What to produce:
I would like the records restated word for word, without the pictures.

Records provided:
--- START ---

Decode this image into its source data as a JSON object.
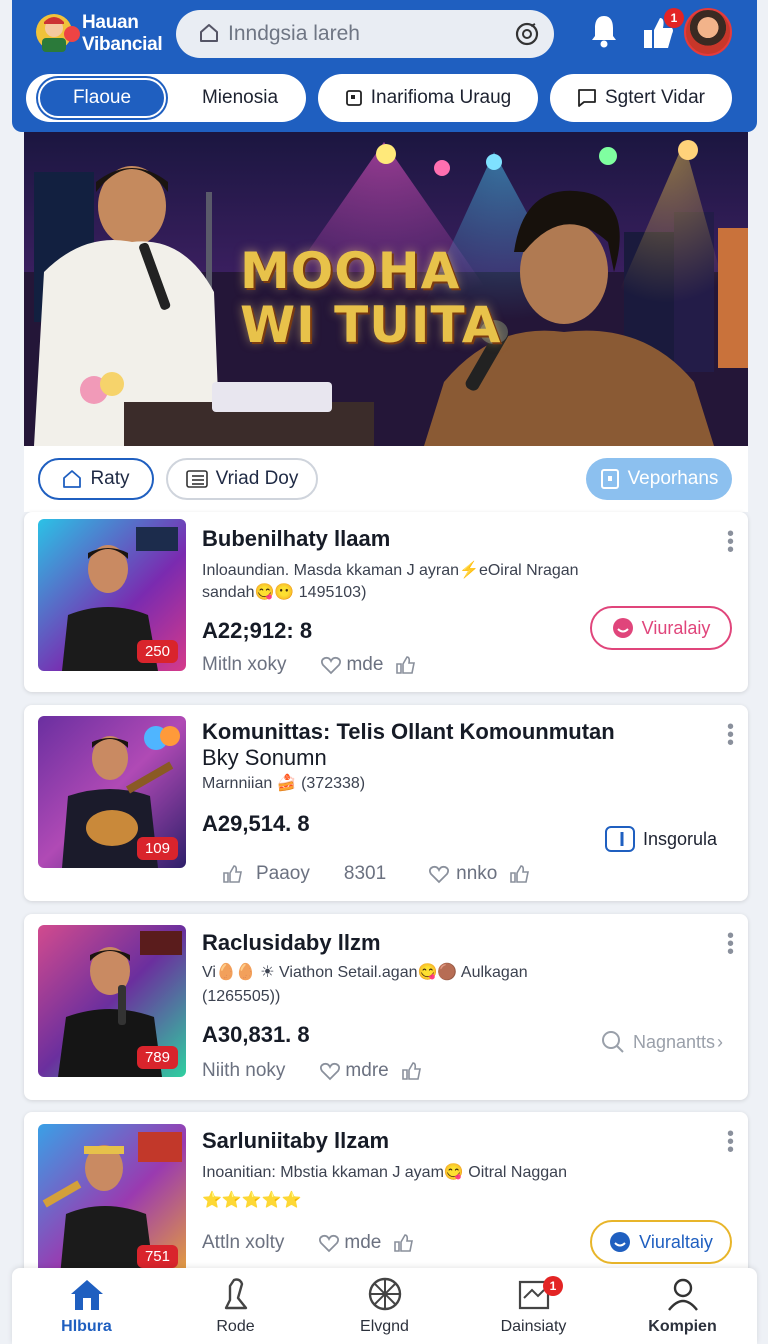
{
  "header": {
    "brand_line1": "Hauan",
    "brand_line2": "Vibancial",
    "search_placeholder": "Inndgsia lareh",
    "messages_badge": "1",
    "segment": {
      "active": "Flaoue",
      "inactive": "Mienosia"
    },
    "pills": [
      "Inarifioma Uraug",
      "Sgtert Vidar"
    ]
  },
  "hero": {
    "title_line1": "MOOHA",
    "title_line2": "WI TUITA"
  },
  "filters": {
    "chip1": "Raty",
    "chip2": "Vriad Doy",
    "chip3": "Veporhans"
  },
  "cards": [
    {
      "title": "Bubenilhaty llaam",
      "desc_line1": "Inloaundian. Masda kkaman J ayran⚡eOiral Nragan",
      "desc_line2": "sandah😋😶 1495103)",
      "price": "A22;912: 8",
      "meta1": "Mitln xoky",
      "meta2": "mde",
      "count": "250",
      "action": "Viuralaiy"
    },
    {
      "title_line1": "Komunittas: Telis Ollant Komounmutan",
      "title_line2": "Bky Sonumn",
      "desc_line1": "Marnniian 🍰 (372338)",
      "price": "A29,514. 8",
      "meta0": "Paaoy",
      "meta1": "8301",
      "meta2": "nnko",
      "count": "109",
      "action": "Insgorula"
    },
    {
      "title": "Raclusidaby llzm",
      "desc_line1": "Vi🥚🥚 ☀ Viathon Setail.agan😋🟤 Aulkagan",
      "desc_line2": "(1265505))",
      "price": "A30,831. 8",
      "meta1": "Niith noky",
      "meta2": "mdre",
      "count": "789",
      "action": "Nagnantts"
    },
    {
      "title": "Sarluniitaby llzam",
      "desc_line1": "Inoanitian: Mbstia kkaman J ayam😋 Oitral Naggan",
      "desc_line2": "⭐⭐⭐⭐⭐",
      "meta1": "Attln xolty",
      "meta2": "mde",
      "count": "751",
      "action": "Viuraltaiy"
    }
  ],
  "bottom_nav": [
    {
      "label": "Hlbura"
    },
    {
      "label": "Rode"
    },
    {
      "label": "Elvgnd"
    },
    {
      "label": "Dainsiaty",
      "badge": "1"
    },
    {
      "label": "Kompien"
    }
  ],
  "colors": {
    "brand": "#1f5fc0",
    "accent_pink": "#e0457b",
    "badge_red": "#e32424"
  }
}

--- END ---

Result below:
Decode this image into its source data as a JSON object.
{
  "header": {
    "brand_line1": "Hauan",
    "brand_line2": "Vibancial",
    "search_placeholder": "Inndgsia lareh",
    "messages_badge": "1",
    "segment": {
      "active": "Flaoue",
      "inactive": "Mienosia"
    },
    "pills": [
      "Inarifioma Uraug",
      "Sgtert Vidar"
    ]
  },
  "hero": {
    "title_line1": "MOOHA",
    "title_line2": "WI TUITA"
  },
  "filters": {
    "chip1": "Raty",
    "chip2": "Vriad Doy",
    "chip3": "Veporhans"
  },
  "cards": [
    {
      "title": "Bubenilhaty llaam",
      "desc_line1": "Inloaundian. Masda kkaman J ayran⚡eOiral Nragan",
      "desc_line2": "sandah😋😶 1495103)",
      "price": "A22;912: 8",
      "meta1": "Mitln xoky",
      "meta2": "mde",
      "count": "250",
      "action": "Viuralaiy"
    },
    {
      "title_line1": "Komunittas: Telis Ollant Komounmutan",
      "title_line2": "Bky Sonumn",
      "desc_line1": "Marnniian 🍰 (372338)",
      "price": "A29,514. 8",
      "meta0": "Paaoy",
      "meta1": "8301",
      "meta2": "nnko",
      "count": "109",
      "action": "Insgorula"
    },
    {
      "title": "Raclusidaby llzm",
      "desc_line1": "Vi🥚🥚 ☀ Viathon Setail.agan😋🟤 Aulkagan",
      "desc_line2": "(1265505))",
      "price": "A30,831. 8",
      "meta1": "Niith noky",
      "meta2": "mdre",
      "count": "789",
      "action": "Nagnantts"
    },
    {
      "title": "Sarluniitaby llzam",
      "desc_line1": "Inoanitian: Mbstia kkaman J ayam😋 Oitral Naggan",
      "desc_line2": "⭐⭐⭐⭐⭐",
      "meta1": "Attln xolty",
      "meta2": "mde",
      "count": "751",
      "action": "Viuraltaiy"
    }
  ],
  "bottom_nav": [
    {
      "label": "Hlbura"
    },
    {
      "label": "Rode"
    },
    {
      "label": "Elvgnd"
    },
    {
      "label": "Dainsiaty",
      "badge": "1"
    },
    {
      "label": "Kompien"
    }
  ],
  "colors": {
    "brand": "#1f5fc0",
    "accent_pink": "#e0457b",
    "badge_red": "#e32424"
  }
}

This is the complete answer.